“I HAD A little bird, and its name was Enza. I opened the window and in-flew-Enza.”
In the fall of 1918, this was not just a well-known nursery rhyme. The worldwide influenza pandemic was quite real — and lethal.
It blew into Washington state on a perfect storm. Percolating in the wet, filthy trenches of World War I, this mutated H1N1 strain infected weary soldiers, and in the war’s waning months, it circled the globe. At U.S. military bases, deaths from pneumonia multiplied, alarmingly within days, even hours, of the onset of symptoms. Unlike past flus, the most vulnerable were young and healthy.
In mid-September, Camp (now Fort) Lewis and Bremerton’s naval facilities reported their first cases of flu. So, on Oct. 5, Seattle’s mayor, Ole Hanson, and commissioner of health, Dr. J.S. McBride, ordered the immediate closure of schools, churches, theaters, dance halls and “every place of indoor public assemblage … to check the spread of disease.”
Frank Cooper, school superintendent, pronounced the closures “hysterical” and “senseless,” while children applauded the unexpected vacation. Outside City Hall, a young boy demanded of Hanson, “Are you the guy that closed the schools?” Hanson admitted that he was. “Well,” said the lad, “I’m for you!”
To many, the closures seemed draconian. Deprived of entertainment, recreation and indoor religion (although St. James Cathedral and First Presbyterian Church held open-air services throughout rainy October), Seattleites derided the closures. “An awful day for husbands and wives,” the Post-Intelligencer huffed. “Both had to either remain at home or walk the streets.”
Druggists peddled a plethora of snake-oil cures, from Coronoleum and Septol Spray to Bark-la’s Gargle and Gude’s Pepto-Mangan (“the Red Blood Builder”).
The Red Cross distributed 250,000 six-ply linen masks, and public transit became off-limits to the open-faced. (“Wear the mask, or walk,” proclaimed Hanson.) Taking advantage of the anonymity, a few masked crooks staged stickups and burglaries.
As contagion swelled, public complaints evaporated as newspapers listed sobering daily death tolls of men and women in their 20s, 30s and 40s.
On Nov. 11, 1918, Armistice Day, “perfectly sunny weather” was forecast. After five weeks of gloom and isolation, Seattle was primed for a celebration. “In [an] ecstasy of joy at ending the world’s worst war,” reported The Seattle Times, “it grew from nothing into cheering thousands.” Masks were shucked and, “instead of handkerchiefs … waved from windows and doorways by cheering spectators.”

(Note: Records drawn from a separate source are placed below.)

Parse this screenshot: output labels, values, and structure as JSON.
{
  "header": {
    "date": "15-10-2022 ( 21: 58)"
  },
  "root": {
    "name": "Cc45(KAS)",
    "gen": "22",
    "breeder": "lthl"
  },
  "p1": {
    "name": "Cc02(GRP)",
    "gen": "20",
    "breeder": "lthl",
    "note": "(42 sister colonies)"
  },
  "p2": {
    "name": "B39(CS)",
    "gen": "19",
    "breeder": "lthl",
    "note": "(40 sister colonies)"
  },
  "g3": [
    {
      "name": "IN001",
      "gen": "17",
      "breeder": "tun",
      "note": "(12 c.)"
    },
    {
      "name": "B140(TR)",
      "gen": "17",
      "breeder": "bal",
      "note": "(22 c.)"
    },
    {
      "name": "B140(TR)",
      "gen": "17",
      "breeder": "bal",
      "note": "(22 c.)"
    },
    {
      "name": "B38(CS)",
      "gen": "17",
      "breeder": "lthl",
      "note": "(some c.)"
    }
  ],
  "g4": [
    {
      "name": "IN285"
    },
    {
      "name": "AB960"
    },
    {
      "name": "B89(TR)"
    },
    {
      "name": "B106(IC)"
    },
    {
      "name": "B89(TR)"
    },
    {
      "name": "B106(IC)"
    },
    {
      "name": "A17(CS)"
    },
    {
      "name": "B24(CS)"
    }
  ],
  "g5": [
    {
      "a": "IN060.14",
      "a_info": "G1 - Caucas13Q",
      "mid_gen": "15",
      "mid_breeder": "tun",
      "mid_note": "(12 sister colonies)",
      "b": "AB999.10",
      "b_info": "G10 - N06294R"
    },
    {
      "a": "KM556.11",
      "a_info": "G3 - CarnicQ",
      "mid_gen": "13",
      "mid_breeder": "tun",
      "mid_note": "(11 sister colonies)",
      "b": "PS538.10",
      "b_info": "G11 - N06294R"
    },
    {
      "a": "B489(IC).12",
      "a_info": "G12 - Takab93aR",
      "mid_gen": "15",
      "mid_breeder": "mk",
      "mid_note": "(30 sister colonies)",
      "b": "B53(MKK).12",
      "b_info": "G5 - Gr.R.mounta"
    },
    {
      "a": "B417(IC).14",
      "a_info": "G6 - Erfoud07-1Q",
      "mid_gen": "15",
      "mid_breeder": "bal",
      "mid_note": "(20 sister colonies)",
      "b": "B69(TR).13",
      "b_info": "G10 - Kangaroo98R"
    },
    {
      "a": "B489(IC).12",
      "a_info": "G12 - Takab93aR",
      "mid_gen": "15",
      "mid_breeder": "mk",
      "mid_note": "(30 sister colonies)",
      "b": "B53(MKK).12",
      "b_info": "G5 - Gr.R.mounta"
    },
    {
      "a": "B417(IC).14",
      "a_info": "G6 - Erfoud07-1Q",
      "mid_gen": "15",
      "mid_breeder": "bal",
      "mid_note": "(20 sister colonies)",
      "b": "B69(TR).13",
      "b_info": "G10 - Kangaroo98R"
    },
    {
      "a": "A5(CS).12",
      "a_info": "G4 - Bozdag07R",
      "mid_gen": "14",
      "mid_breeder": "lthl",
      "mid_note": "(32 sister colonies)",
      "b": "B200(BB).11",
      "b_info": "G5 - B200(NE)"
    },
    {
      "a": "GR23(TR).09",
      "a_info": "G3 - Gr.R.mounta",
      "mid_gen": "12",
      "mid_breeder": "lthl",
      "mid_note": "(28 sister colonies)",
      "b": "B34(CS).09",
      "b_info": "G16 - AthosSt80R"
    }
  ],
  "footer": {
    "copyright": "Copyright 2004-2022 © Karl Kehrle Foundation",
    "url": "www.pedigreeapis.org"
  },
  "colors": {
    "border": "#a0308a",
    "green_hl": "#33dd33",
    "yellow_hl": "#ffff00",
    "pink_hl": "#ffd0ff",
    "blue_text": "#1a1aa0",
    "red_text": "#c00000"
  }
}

The next day, the closures were revoked. “All places of public assembly” reopened, though masks were still de rigueur.
Before the virus ran its course in 1919, a third of the world’s population had been infected, resulting in 50 million to 100 million deaths, including nearly 5,000 Washingtonians. By springtime, it could be said, out flew Enza.